• _Material for this exercise_:
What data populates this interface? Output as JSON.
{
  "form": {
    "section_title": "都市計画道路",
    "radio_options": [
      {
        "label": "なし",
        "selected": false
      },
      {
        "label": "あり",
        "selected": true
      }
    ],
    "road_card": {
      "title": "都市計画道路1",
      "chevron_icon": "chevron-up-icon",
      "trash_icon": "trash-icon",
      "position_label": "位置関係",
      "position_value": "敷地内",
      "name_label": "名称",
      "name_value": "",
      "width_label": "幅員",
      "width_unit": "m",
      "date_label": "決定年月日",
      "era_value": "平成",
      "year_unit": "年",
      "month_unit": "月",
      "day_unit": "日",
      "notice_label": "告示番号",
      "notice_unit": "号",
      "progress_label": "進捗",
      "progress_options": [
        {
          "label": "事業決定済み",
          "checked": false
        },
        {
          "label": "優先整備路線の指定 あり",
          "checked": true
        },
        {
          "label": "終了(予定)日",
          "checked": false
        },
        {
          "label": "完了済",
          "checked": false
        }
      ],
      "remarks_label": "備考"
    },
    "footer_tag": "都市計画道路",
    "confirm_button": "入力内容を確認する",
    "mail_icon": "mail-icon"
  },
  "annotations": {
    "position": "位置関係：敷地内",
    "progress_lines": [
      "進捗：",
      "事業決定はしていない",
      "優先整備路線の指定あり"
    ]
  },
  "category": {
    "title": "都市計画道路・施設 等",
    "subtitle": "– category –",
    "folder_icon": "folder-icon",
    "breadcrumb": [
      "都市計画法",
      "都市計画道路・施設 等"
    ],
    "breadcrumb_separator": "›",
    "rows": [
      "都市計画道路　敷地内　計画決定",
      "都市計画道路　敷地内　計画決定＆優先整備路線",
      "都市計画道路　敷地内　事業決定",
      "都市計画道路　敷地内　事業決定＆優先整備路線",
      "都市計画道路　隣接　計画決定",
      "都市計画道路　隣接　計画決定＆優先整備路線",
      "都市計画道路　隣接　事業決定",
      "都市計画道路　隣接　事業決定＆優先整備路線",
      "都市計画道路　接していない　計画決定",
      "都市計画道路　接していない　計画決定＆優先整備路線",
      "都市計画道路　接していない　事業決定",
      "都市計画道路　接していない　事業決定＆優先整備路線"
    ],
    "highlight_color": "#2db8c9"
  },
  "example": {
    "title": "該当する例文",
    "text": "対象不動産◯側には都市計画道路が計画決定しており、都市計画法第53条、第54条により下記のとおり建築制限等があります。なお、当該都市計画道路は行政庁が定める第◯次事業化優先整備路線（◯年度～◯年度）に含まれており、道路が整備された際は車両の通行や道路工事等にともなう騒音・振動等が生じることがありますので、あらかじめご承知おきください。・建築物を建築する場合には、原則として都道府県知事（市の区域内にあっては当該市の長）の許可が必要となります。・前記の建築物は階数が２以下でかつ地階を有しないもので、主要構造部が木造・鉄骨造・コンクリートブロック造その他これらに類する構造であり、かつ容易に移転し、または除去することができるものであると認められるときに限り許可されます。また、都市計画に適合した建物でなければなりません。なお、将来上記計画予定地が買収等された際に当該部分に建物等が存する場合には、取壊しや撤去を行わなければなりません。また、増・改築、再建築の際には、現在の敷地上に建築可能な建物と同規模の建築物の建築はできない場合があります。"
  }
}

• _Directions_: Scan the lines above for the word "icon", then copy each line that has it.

• _Solution to the exercise_:
      "chevron_icon": "chevron-up-icon",
      "trash_icon": "trash-icon",
    "mail_icon": "mail-icon"
    "folder_icon": "folder-icon",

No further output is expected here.